Justice Minister Kwon Jae-jin is under pressure to step down for his possible involvement in the government’s alleged surveillance on civilians critical of the Lee Myung-bak administration.
Both the opposition and ruling parties have called for his resignation, saying it is unlikely for the prosecution to fairly investigate the surveillance scandal that may include Kwon, a former Cheong Wa Dae official, as a suspect.
Kwon was senior secretary for civil affairs in 2009 when the presidential civil affairs office allegedly orchestrated the destruction of evidence for the surveillance scheme.
Since last month, the main opposition Democratic United Party (DUP) has demanded Kwon quit, saying it is a minimum condition for a fair investigation.
“Kwon, who was responsible for the monitoring and evidence destruction as civil affairs senior secretary, has already lost his authority and qualification as the head of the Justice Ministry,” DUP spokesman Park Yong-jin said.
“The prosecution is unlikely to conduct a proper investigation as long as Kwon stays. He should step down immediately, not obstructing the prosecutors’ probe,” he said.
The ruling Saenuri Party also decided to recommend Kwon’s resignation to Cheong Wa Dae. Park Geun-hye, head of the party’s interim leadership committee said last Friday, “It is important that surveillance on civilians should be rooted out. For that, anyone involved should be thoroughly investigated regardless of their rank, and those responsible should be heavily punished,” indicating that Kwon’s resignation is necessary for a fair investigation.

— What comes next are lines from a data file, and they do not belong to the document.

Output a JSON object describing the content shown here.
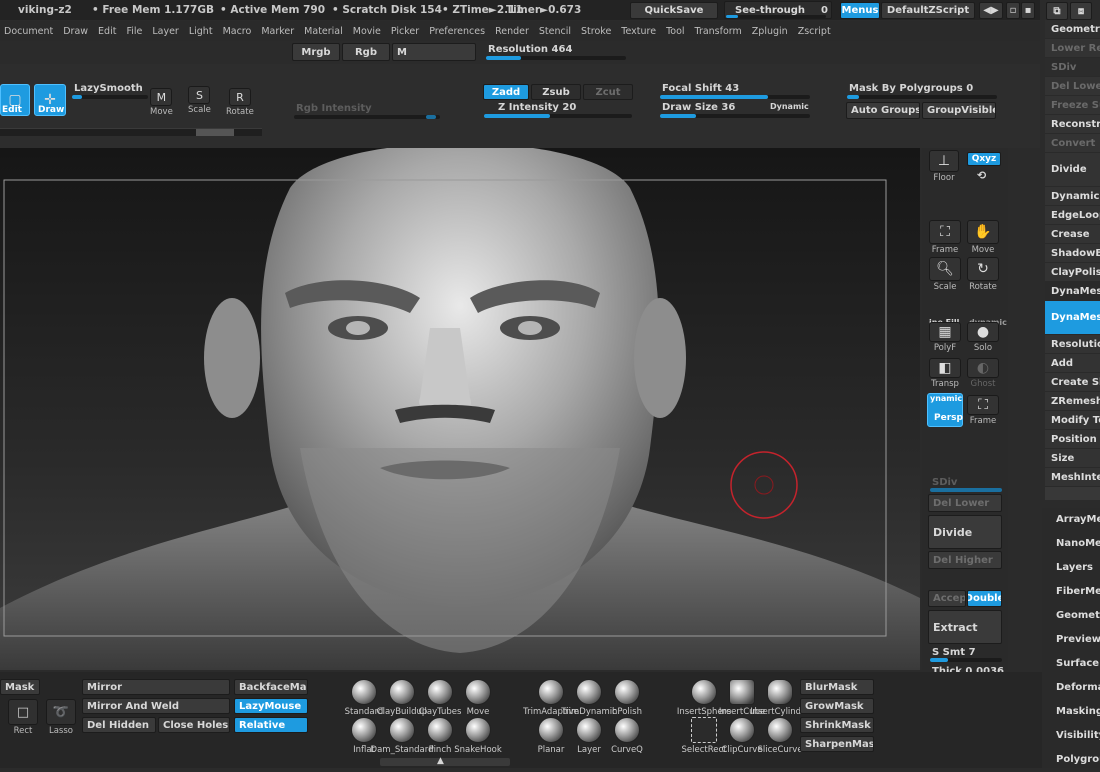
{
  "titlebar": {
    "app_name": "viking-z2",
    "free_mem": "• Free Mem 1.177GB",
    "active_mem": "• Active Mem 790",
    "scratch": "• Scratch Disk 154",
    "ztime": "• ZTime►2.11",
    "timer": "Timer►0.673",
    "quicksave": "QuickSave",
    "see_through": "See-through",
    "see_through_value": "0",
    "menus": "Menus",
    "default_script": "DefaultZScript"
  },
  "menubar": [
    "Document",
    "Draw",
    "Edit",
    "File",
    "Layer",
    "Light",
    "Macro",
    "Marker",
    "Material",
    "Movie",
    "Picker",
    "Preferences",
    "Render",
    "Stencil",
    "Stroke",
    "Texture",
    "Tool",
    "Transform",
    "Zplugin",
    "Zscript"
  ],
  "topstrip": {
    "mrgb": "Mrgb",
    "rgb": "Rgb",
    "m": "M",
    "resolution": "Resolution 464",
    "resolution_fraction": 0.25
  },
  "toolbar": {
    "edit": "Edit",
    "draw": "Draw",
    "lazysmooth": "LazySmooth",
    "move": "Move",
    "scale": "Scale",
    "rotate": "Rotate",
    "rgb_intensity": "Rgb Intensity",
    "zadd": "Zadd",
    "zsub": "Zsub",
    "zcut": "Zcut",
    "z_intensity": "Z Intensity 20",
    "z_intensity_fraction": 0.2,
    "focal_shift": "Focal Shift 43",
    "draw_size": "Draw Size 36",
    "draw_size_fraction": 0.12,
    "dynamic": "Dynamic",
    "mask_by_polygroups": "Mask By Polygroups 0",
    "auto_groups": "Auto Groups",
    "group_visible": "GroupVisible"
  },
  "shelf": {
    "floor": "Floor",
    "xyz": "Qxyz",
    "frame": "Frame",
    "move": "Move",
    "scale": "Scale",
    "rotate": "Rotate",
    "polyf": "PolyF",
    "line_fill": "ine Fill",
    "solo": "Solo",
    "solo_badge": "dynamic",
    "transp": "Transp",
    "ghost": "Ghost",
    "persp": "Persp",
    "persp_badge": "ynamic",
    "frame2": "Frame",
    "sdiv": "SDiv",
    "del_lower": "Del Lower",
    "divide": "Divide",
    "del_higher": "Del Higher",
    "accept": "Accept",
    "double": "Double",
    "extract": "Extract",
    "s_smt": "S Smt 7",
    "thick": "Thick 0.0036"
  },
  "right_panel": {
    "header": "Geometry",
    "items": [
      "Lower Res",
      "SDiv",
      "Del Lower",
      "Freeze SubD",
      "Reconstruct",
      "Convert",
      "Divide",
      "DynamicSubdiv",
      "EdgeLoop",
      "Crease",
      "ShadowBox",
      "ClayPolish",
      "DynaMesh",
      "DynaMesh",
      "Resolution",
      "Add",
      "Create Shell",
      "ZRemesher",
      "Modify Topology",
      "Position",
      "Size",
      "MeshIntegrity"
    ]
  },
  "right_list": [
    "ArrayMesh",
    "NanoMesh",
    "Layers",
    "FiberMesh",
    "Geometry HD",
    "Preview",
    "Surface",
    "Deformation",
    "Masking",
    "Visibility",
    "Polygroups"
  ],
  "bottom": {
    "mask": "Mask",
    "rect": "Rect",
    "lasso": "Lasso",
    "mirror": "Mirror",
    "mirror_and_weld": "Mirror And Weld",
    "del_hidden": "Del Hidden",
    "close_holes": "Close Holes",
    "backface_mask": "BackfaceMask",
    "lazymouse": "LazyMouse",
    "relative": "Relative",
    "brushes_row1": [
      "Standard",
      "ClayBuildup",
      "ClayTubes",
      "Move"
    ],
    "brushes_row2": [
      "Inflat",
      "Dam_Standard",
      "Pinch",
      "SnakeHook"
    ],
    "brushes_row3": [
      "TrimAdaptive",
      "TrimDynamic",
      "hPolish"
    ],
    "brushes_row4": [
      "Planar",
      "Layer",
      "CurveQ"
    ],
    "insert_row1": [
      "InsertSphere",
      "InsertCube",
      "InsertCylinder"
    ],
    "insert_row2": [
      "SelectRect",
      "ClipCurve",
      "SliceCurve"
    ],
    "masks": [
      "BlurMask",
      "GrowMask",
      "ShrinkMask",
      "SharpenMask"
    ]
  }
}
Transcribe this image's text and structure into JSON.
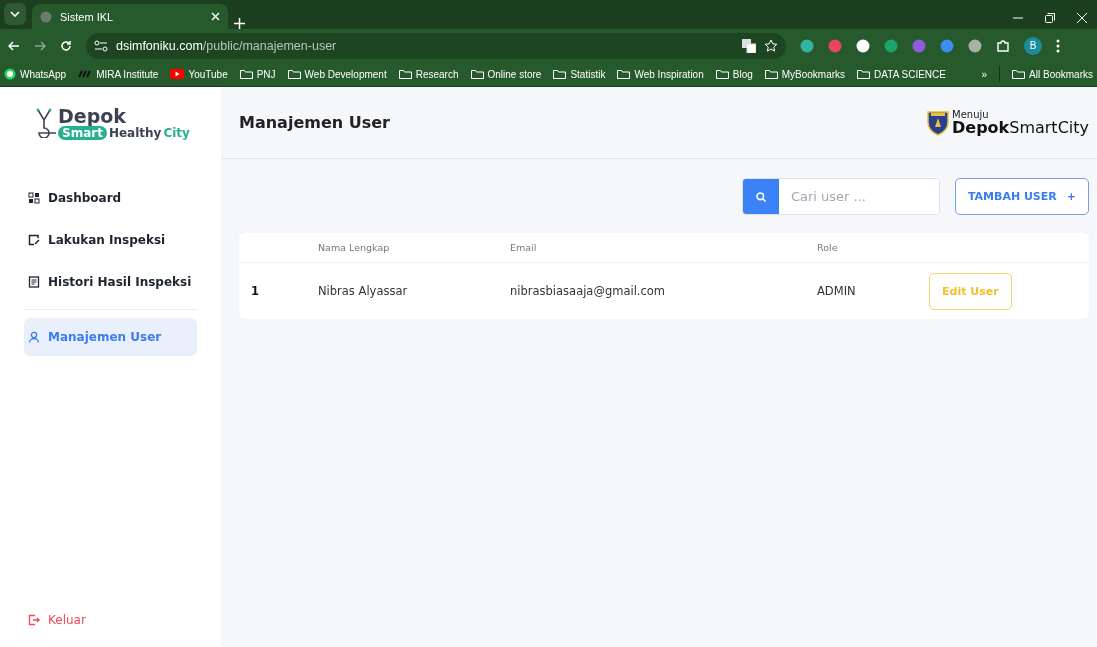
{
  "browser": {
    "tab_title": "Sistem IKL",
    "url_domain": "dsimfoniku.com",
    "url_path": "/public/manajemen-user",
    "profile": "B",
    "bookmarks": [
      {
        "label": "WhatsApp",
        "kind": "whatsapp"
      },
      {
        "label": "MIRA Institute",
        "kind": "mira"
      },
      {
        "label": "YouTube",
        "kind": "youtube"
      },
      {
        "label": "PNJ",
        "kind": "folder"
      },
      {
        "label": "Web Development",
        "kind": "folder"
      },
      {
        "label": "Research",
        "kind": "folder"
      },
      {
        "label": "Online store",
        "kind": "folder"
      },
      {
        "label": "Statistik",
        "kind": "folder"
      },
      {
        "label": "Web Inspiration",
        "kind": "folder"
      },
      {
        "label": "Blog",
        "kind": "folder"
      },
      {
        "label": "MyBookmarks",
        "kind": "folder"
      },
      {
        "label": "DATA SCIENCE",
        "kind": "folder"
      }
    ],
    "more": "»",
    "all_bookmarks": "All Bookmarks"
  },
  "sidebar": {
    "logo": {
      "top": "Depok",
      "badge": "Smart",
      "middle": "Healthy",
      "end": "City"
    },
    "nav": [
      {
        "label": "Dashboard",
        "kind": "grid",
        "selected": false
      },
      {
        "label": "Lakukan Inspeksi",
        "kind": "edit",
        "selected": false
      },
      {
        "label": "Histori Hasil Inspeksi",
        "kind": "doc",
        "selected": false
      },
      {
        "label": "Manajemen User",
        "kind": "user",
        "selected": true
      }
    ],
    "logout": "Keluar"
  },
  "header": {
    "title": "Manajemen User",
    "brand": {
      "small": "Menuju",
      "bold": "Depok",
      "rest": "SmartCity"
    }
  },
  "toolbar": {
    "search": {
      "placeholder": "Cari user ..."
    },
    "add_button": {
      "label": "TAMBAH USER",
      "icon": "+"
    }
  },
  "table": {
    "columns": [
      "Nama Lengkap",
      "Email",
      "Role"
    ],
    "rows": [
      {
        "no": "1",
        "name": "Nibras Alyassar",
        "email": "nibrasbiasaaja@gmail.com",
        "role": "ADMIN",
        "action": "Edit User"
      }
    ]
  }
}
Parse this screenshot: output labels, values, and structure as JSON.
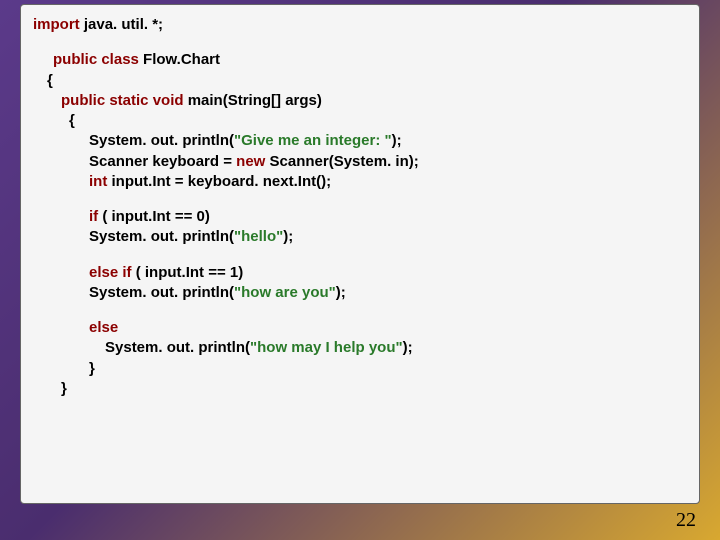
{
  "pageNumber": "22",
  "code": {
    "kw_import": "import",
    "import_rest": " java. util. *;",
    "kw_public1": "public",
    "kw_class": "class",
    "classname": " Flow.Chart",
    "brace_open1": "{",
    "kw_public2": "public",
    "kw_static": "static",
    "kw_void": "void",
    "main_sig": " main(String[] args)",
    "brace_open2": "{",
    "sys_print": "System. out. println(",
    "str_give": "\"Give me an integer: \"",
    "paren_semi": ");",
    "scanner_decl": "Scanner keyboard = ",
    "kw_new": "new",
    "scanner_rest": " Scanner(System. in);",
    "kw_int": "int",
    "int_rest": " input.Int = keyboard. next.Int();",
    "kw_if": "if",
    "if_cond": " ( input.Int  ==  0)",
    "sys_print2": "   System. out. println(",
    "str_hello": "\"hello\"",
    "kw_else1": "else",
    "kw_if2": "if",
    "elseif_cond": " ( input.Int == 1)",
    "sys_print3": "   System. out. println(",
    "str_how": "\"how are you\"",
    "kw_else2": "else",
    "sys_print4": "System. out. println(",
    "str_help": "\"how may I help you\"",
    "brace_close1": "}",
    "brace_close2": "}"
  }
}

Kwon’s alleged involvement in the evidence destruction is based on a confession by Chang Jin-soo, a former official at the Prime Minister’s Office. According to Chang, who participated in the monitoring, when the prosecution first looked into the case in June 2010, a former Cheong Wa Dae staffer ordered him to destroy evidence and said the presidential civil affairs office and the prosecution had already agreed on how to fix things. Kwon was senior secretary at that time.
It has also been claimed that the presidential office ordered police to monitor entertainers critical of the Lee administration, including TV personality Kim Je-dong.
The Kyunghyang Shinmun said Monday it obtained a police’s report to Cheong Wa Dae. It showed the Seoul Metropolitan Police Agency operated a special unit for looking into entertainment agency-related corruption from Sept. 1 to Oct. 31, 2009.
“During the investigation in the middle of September, a Cheong Wa Dae staffer in the civil affairs office gave us a list of specific entertainers and ordered us to investigate their corruption. So we conducted a separate probe,” the report showed.
Another report showed a month later: “Regarding Kim Je-dong’s leaving shows in October 2009, media had intensive reports on alleged suppression on ‘leftist’ entertainers. If we keep probing specific entertainers, we may be swept in argument on investigations targeting leftist entertainers. We reported the need to stop the probe to the civil affairs office.”
Regarding the report, presidential spokesman Park Jeong-ha said they are examining whether the allegations are true.